> [Materials provided]:
################

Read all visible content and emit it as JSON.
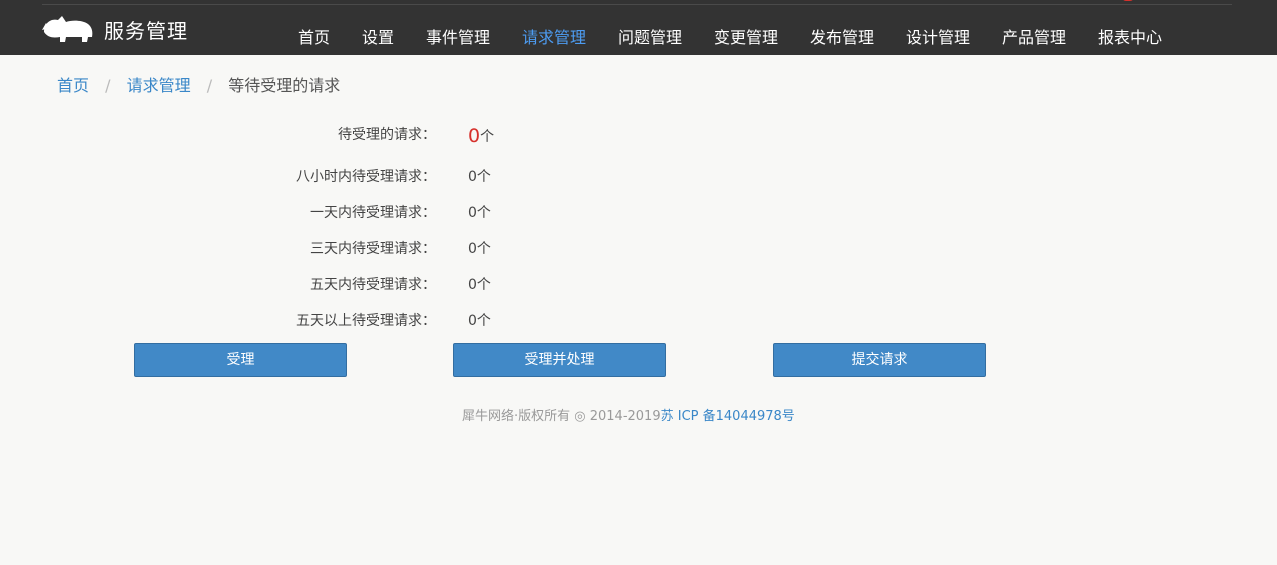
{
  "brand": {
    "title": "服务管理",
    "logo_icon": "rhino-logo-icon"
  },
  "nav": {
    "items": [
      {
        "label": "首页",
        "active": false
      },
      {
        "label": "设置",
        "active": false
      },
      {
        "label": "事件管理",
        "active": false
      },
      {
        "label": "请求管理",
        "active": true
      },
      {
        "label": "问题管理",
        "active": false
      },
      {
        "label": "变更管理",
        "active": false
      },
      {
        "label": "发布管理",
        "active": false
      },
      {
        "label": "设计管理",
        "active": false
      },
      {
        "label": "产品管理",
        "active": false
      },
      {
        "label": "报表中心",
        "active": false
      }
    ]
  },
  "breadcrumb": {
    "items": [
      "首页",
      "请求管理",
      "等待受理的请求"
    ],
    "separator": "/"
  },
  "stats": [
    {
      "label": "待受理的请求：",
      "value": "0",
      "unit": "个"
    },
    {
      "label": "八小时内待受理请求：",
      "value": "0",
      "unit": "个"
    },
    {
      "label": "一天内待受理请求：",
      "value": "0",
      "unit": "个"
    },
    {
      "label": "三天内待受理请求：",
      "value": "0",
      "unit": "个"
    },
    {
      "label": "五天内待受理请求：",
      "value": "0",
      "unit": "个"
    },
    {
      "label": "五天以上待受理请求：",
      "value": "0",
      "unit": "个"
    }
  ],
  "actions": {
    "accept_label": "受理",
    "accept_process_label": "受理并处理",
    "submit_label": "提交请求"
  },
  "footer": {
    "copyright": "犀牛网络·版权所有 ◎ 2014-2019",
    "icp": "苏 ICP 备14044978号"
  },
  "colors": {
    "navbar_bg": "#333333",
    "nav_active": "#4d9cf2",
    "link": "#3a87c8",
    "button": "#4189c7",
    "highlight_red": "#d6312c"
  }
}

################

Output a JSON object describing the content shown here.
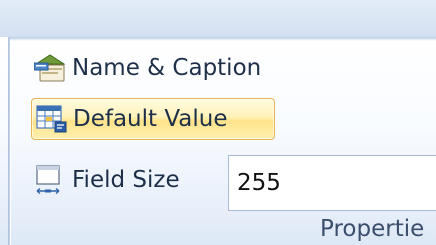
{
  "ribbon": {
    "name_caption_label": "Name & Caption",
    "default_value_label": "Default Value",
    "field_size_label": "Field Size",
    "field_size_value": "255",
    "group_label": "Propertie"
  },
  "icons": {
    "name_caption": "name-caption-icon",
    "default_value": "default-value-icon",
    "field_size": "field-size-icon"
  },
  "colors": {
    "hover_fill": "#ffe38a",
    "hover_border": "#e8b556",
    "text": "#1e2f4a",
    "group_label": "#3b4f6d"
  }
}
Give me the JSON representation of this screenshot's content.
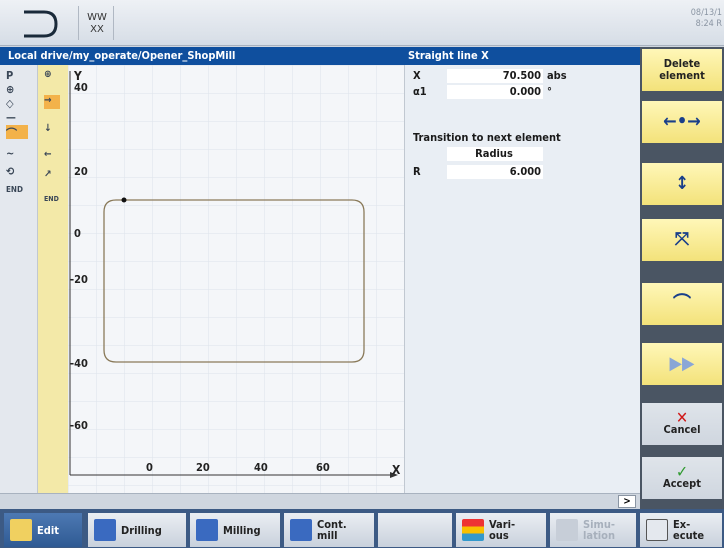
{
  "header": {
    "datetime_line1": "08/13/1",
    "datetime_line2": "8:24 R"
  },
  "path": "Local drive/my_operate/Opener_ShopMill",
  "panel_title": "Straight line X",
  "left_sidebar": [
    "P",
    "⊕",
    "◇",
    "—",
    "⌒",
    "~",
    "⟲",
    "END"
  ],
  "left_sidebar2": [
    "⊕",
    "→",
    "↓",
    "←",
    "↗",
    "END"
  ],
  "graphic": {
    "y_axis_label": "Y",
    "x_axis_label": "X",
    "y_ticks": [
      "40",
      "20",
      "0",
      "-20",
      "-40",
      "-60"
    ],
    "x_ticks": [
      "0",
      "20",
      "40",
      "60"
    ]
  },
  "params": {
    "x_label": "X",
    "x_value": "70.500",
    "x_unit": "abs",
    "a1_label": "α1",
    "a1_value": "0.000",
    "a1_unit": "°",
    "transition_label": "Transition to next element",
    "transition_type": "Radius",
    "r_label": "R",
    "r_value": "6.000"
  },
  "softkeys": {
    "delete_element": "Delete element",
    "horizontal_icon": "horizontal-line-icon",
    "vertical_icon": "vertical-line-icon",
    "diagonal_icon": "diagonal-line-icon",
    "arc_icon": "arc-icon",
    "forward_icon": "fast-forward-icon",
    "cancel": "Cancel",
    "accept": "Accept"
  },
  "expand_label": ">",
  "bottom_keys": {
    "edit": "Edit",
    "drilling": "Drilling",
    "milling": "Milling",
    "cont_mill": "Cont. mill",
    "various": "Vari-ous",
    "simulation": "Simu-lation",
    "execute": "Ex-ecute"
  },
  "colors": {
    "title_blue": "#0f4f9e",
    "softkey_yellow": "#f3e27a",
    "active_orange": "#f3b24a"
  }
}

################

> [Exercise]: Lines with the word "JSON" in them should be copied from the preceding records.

> [Task response]:
Read all visible content and emit it as JSON.
Output a JSON object describing the content shown here.
Give me the JSON representation of this screenshot's content.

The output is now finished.